**ACTIVITY**
Go through the records and write each one out again exactly.

**Items listed in a dataset**
↓↓↓

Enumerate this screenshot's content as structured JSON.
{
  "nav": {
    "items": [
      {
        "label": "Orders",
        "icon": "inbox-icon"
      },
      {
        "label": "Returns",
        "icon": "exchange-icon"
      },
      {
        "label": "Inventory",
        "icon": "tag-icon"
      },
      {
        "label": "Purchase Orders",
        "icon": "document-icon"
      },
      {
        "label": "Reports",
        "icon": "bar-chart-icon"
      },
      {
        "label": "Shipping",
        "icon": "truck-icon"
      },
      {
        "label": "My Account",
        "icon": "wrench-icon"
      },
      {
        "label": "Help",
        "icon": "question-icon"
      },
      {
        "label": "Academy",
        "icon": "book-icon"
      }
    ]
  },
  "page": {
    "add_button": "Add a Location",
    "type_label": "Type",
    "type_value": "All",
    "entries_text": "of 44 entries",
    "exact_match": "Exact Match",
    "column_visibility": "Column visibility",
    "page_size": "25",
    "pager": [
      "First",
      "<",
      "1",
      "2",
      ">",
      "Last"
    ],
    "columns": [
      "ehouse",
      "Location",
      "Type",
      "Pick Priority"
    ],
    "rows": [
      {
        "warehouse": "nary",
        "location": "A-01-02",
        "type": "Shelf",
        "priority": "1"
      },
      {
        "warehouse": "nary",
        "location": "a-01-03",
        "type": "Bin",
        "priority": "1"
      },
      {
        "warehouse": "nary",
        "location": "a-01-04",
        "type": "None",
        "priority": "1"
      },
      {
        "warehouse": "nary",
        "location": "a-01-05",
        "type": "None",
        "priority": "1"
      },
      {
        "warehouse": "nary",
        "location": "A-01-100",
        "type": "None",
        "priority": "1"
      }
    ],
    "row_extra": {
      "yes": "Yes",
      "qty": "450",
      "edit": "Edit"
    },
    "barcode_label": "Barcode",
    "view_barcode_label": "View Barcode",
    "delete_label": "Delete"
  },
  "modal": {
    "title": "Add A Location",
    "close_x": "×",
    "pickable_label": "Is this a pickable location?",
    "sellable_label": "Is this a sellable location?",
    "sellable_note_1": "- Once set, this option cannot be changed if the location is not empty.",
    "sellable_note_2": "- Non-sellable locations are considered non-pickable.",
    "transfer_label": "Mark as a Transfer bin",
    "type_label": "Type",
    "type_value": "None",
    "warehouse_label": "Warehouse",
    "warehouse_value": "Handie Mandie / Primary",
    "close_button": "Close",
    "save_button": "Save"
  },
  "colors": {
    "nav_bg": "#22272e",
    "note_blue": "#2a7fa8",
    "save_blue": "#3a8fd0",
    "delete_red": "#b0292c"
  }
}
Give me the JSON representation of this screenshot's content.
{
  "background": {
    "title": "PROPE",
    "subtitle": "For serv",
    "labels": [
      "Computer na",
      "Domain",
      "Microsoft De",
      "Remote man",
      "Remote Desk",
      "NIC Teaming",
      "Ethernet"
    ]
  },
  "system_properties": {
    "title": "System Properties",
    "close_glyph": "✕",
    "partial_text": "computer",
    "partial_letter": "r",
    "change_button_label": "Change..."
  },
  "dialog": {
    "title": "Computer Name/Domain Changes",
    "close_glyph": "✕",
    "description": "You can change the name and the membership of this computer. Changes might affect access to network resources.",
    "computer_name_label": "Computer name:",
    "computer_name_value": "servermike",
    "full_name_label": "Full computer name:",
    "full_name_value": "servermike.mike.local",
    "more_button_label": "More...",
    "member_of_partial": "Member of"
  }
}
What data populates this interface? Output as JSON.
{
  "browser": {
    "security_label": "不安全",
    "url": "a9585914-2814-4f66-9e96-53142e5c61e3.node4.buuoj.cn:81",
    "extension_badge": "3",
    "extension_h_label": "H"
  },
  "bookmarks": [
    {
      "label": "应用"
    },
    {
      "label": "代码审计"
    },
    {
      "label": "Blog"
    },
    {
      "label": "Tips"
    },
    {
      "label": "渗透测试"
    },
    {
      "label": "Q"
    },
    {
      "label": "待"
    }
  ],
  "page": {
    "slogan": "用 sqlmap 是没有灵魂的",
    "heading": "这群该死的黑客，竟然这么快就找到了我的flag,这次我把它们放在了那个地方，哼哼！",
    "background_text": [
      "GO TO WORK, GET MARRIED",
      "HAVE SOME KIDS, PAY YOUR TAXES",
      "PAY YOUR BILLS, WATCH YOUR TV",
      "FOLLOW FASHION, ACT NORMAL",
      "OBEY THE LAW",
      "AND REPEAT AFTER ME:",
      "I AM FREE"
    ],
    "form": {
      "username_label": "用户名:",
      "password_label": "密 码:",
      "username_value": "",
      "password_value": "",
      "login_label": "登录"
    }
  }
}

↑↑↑

**ANSWER TO THE EXERCISE**
Enumerate this screenshot's content as structured JSON.
{
  "nav": {
    "items": [
      {
        "label": "Orders",
        "icon": "inbox-icon"
      },
      {
        "label": "Returns",
        "icon": "exchange-icon"
      },
      {
        "label": "Inventory",
        "icon": "tag-icon"
      },
      {
        "label": "Purchase Orders",
        "icon": "document-icon"
      },
      {
        "label": "Reports",
        "icon": "bar-chart-icon"
      },
      {
        "label": "Shipping",
        "icon": "truck-icon"
      },
      {
        "label": "My Account",
        "icon": "wrench-icon"
      },
      {
        "label": "Help",
        "icon": "question-icon"
      },
      {
        "label": "Academy",
        "icon": "book-icon"
      }
    ]
  },
  "page": {
    "add_button": "Add a Location",
    "type_label": "Type",
    "type_value": "All",
    "entries_text": "of 44 entries",
    "exact_match": "Exact Match",
    "column_visibility": "Column visibility",
    "page_size": "25",
    "pager": [
      "First",
      "<",
      "1",
      "2",
      ">",
      "Last"
    ],
    "columns": [
      "ehouse",
      "Location",
      "Type",
      "Pick Priority"
    ],
    "rows": [
      {
        "warehouse": "nary",
        "location": "A-01-02",
        "type": "Shelf",
        "priority": "1"
      },
      {
        "warehouse": "nary",
        "location": "a-01-03",
        "type": "Bin",
        "priority": "1"
      },
      {
        "warehouse": "nary",
        "location": "a-01-04",
        "type": "None",
        "priority": "1"
      },
      {
        "warehouse": "nary",
        "location": "a-01-05",
        "type": "None",
        "priority": "1"
      },
      {
        "warehouse": "nary",
        "location": "A-01-100",
        "type": "None",
        "priority": "1"
      }
    ],
    "row_extra": {
      "yes": "Yes",
      "qty": "450",
      "edit": "Edit"
    },
    "barcode_label": "Barcode",
    "view_barcode_label": "View Barcode",
    "delete_label": "Delete"
  },
  "modal": {
    "title": "Add A Location",
    "close_x": "×",
    "pickable_label": "Is this a pickable location?",
    "sellable_label": "Is this a sellable location?",
    "sellable_note_1": "- Once set, this option cannot be changed if the location is not empty.",
    "sellable_note_2": "- Non-sellable locations are considered non-pickable.",
    "transfer_label": "Mark as a Transfer bin",
    "type_label": "Type",
    "type_value": "None",
    "warehouse_label": "Warehouse",
    "warehouse_value": "Handie Mandie / Primary",
    "close_button": "Close",
    "save_button": "Save"
  },
  "colors": {
    "nav_bg": "#22272e",
    "note_blue": "#2a7fa8",
    "save_blue": "#3a8fd0",
    "delete_red": "#b0292c"
  }
}
Give me the JSON representation of this screenshot's content.
{
  "background": {
    "title": "PROPE",
    "subtitle": "For serv",
    "labels": [
      "Computer na",
      "Domain",
      "Microsoft De",
      "Remote man",
      "Remote Desk",
      "NIC Teaming",
      "Ethernet"
    ]
  },
  "system_properties": {
    "title": "System Properties",
    "close_glyph": "✕",
    "partial_text": "computer",
    "partial_letter": "r",
    "change_button_label": "Change..."
  },
  "dialog": {
    "title": "Computer Name/Domain Changes",
    "close_glyph": "✕",
    "description": "You can change the name and the membership of this computer. Changes might affect access to network resources.",
    "computer_name_label": "Computer name:",
    "computer_name_value": "servermike",
    "full_name_label": "Full computer name:",
    "full_name_value": "servermike.mike.local",
    "more_button_label": "More...",
    "member_of_partial": "Member of"
  }
}
What data populates this interface? Output as JSON.
{
  "browser": {
    "security_label": "不安全",
    "url": "a9585914-2814-4f66-9e96-53142e5c61e3.node4.buuoj.cn:81",
    "extension_badge": "3",
    "extension_h_label": "H"
  },
  "bookmarks": [
    {
      "label": "应用"
    },
    {
      "label": "代码审计"
    },
    {
      "label": "Blog"
    },
    {
      "label": "Tips"
    },
    {
      "label": "渗透测试"
    },
    {
      "label": "Q"
    },
    {
      "label": "待"
    }
  ],
  "page": {
    "slogan": "用 sqlmap 是没有灵魂的",
    "heading": "这群该死的黑客，竟然这么快就找到了我的flag,这次我把它们放在了那个地方，哼哼！",
    "background_text": [
      "GO TO WORK, GET MARRIED",
      "HAVE SOME KIDS, PAY YOUR TAXES",
      "PAY YOUR BILLS, WATCH YOUR TV",
      "FOLLOW FASHION, ACT NORMAL",
      "OBEY THE LAW",
      "AND REPEAT AFTER ME:",
      "I AM FREE"
    ],
    "form": {
      "username_label": "用户名:",
      "password_label": "密 码:",
      "username_value": "",
      "password_value": "",
      "login_label": "登录"
    }
  }
}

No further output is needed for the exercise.